[Note: The following reflections about the statements made by the Archbishop of Madrid to the press two days after his inauguration are taken from the summary that a journalist penned, based on a recording he made and which appeared on the website of Infovaticana on October 25. I cannot guarantee, therefore, accuracy other than that provided by the professionalism of the journalist who transcribed the words of the Archbishop.]
First of all, one must admit that the statements contain enough ambiguities and subliminal references to the Synod on the Family (without mentioning it, of course) and to the many revolutionary doctrines of Pope Francis that one may think that they do not deserve the effort necessary to discuss them even briefly.
Except in very rare instances, I do not usually read the statements of the Spanish Bishops. My time is very limited and their poor theological, pastoral, and intellectual formation is widely known, not to mention the little credibility that the content of their statements deserve. In this case, however, there was something that powerfully called my attention and consequently raised the red flags. In effect, the prominent neo-Catholic webpages, usually so prone to singing the praises of the Hierarchy, were now dead silent; once again they fell into their customary error: hiding, or at least trying to conceal, anything that could possibly bring discredit upon the Hierarchy; forgetting, once again, that hiding the truth is tantamount to aiding and abetting the dissemination of lies. But neo-Catholics are hopeless; they always fall into their habitual practices, even if in very rare cases –when the scandal is too serious—they make timid purposes of amendment. In this particular case, such a strange silence clearly indicated that something fishy was going on.

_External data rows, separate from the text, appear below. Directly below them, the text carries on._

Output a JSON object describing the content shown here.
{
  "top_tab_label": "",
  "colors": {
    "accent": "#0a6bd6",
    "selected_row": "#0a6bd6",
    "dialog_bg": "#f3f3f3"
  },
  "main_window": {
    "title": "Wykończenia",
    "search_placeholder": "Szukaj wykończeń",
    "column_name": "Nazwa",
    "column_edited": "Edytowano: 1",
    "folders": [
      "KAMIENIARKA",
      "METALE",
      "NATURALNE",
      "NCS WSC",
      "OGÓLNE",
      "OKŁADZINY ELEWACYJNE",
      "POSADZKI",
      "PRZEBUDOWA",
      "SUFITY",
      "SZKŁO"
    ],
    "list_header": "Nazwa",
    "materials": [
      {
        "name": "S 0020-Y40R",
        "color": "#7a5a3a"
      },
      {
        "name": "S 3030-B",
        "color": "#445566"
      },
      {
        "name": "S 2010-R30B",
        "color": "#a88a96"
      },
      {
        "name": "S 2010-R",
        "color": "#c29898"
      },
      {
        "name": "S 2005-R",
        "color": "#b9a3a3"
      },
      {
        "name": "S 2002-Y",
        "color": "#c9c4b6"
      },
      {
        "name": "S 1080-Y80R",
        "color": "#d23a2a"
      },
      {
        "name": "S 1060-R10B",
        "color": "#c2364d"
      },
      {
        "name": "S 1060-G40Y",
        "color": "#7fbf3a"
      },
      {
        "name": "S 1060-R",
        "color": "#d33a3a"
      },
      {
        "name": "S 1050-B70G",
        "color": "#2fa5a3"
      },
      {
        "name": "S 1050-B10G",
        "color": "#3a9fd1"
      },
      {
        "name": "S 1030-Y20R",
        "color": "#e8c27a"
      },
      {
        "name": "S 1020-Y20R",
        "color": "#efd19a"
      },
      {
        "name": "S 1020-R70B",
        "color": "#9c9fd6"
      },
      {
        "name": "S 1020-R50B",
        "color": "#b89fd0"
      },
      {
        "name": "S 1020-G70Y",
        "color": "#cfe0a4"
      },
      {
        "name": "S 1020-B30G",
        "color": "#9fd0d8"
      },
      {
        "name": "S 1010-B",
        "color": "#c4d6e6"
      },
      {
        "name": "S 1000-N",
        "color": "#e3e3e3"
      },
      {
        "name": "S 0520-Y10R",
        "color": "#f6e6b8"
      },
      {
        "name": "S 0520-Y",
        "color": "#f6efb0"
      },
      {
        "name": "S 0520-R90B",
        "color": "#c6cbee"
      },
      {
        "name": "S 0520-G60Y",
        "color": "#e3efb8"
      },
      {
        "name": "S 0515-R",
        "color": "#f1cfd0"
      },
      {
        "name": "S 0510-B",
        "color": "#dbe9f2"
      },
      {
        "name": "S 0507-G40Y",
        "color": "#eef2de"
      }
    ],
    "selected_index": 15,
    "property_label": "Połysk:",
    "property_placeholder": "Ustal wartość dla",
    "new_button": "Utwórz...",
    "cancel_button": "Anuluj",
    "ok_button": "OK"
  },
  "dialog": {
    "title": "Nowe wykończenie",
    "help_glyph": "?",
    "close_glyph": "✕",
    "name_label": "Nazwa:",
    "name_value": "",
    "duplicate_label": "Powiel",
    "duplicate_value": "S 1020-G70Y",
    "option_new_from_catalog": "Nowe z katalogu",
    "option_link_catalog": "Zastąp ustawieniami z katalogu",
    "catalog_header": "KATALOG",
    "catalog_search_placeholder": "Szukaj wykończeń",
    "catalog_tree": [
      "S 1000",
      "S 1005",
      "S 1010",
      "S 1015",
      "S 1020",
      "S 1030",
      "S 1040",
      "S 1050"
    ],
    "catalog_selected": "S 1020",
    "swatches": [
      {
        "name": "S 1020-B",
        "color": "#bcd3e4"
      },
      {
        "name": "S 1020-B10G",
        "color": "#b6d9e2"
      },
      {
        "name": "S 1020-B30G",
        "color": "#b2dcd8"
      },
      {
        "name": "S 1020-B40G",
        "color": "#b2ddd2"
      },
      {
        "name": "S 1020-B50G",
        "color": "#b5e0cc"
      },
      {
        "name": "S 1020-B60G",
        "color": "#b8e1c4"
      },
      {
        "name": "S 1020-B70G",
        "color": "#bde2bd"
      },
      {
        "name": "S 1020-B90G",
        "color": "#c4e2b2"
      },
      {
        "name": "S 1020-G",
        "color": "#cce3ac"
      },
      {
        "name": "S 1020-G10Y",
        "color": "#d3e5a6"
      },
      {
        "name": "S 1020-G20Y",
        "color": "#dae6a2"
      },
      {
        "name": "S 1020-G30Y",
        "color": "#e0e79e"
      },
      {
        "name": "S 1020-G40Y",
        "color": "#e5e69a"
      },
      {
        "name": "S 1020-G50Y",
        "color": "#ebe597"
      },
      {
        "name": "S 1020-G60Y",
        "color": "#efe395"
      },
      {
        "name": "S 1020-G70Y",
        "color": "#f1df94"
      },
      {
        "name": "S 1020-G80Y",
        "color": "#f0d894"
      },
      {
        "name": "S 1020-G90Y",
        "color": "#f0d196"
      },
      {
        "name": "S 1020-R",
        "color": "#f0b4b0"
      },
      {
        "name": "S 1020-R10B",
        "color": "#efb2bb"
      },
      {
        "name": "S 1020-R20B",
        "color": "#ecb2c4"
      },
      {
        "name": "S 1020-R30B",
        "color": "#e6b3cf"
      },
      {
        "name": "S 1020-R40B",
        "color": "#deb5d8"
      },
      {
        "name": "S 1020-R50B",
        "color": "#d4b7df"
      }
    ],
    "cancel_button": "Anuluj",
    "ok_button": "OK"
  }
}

Back to the just-mentioned declarations: the first thing that calls one’s attention is that Archbishop Osoro, from out of the vast and rich Magisterium of the Church, refers only to Pope Francis, quoting twice from his Evangelii Gaudium (which Cardinal Burke has declared is not a part of the Magisterium). Faithful to post-conciliar tradition, Archbishop Osoro disregards any other Magisterial statements of past Popes, Councils, Encyclicals, Documents, Speeches, etc. True, his Declarations were made during a press conference and not in a theological treatise. Nevertheless, given that this is a widespread disease, one cannot but lament the documental poverty to which the Magisterium of the Church has been reduced, almost to nothing, in the post-conciliar era.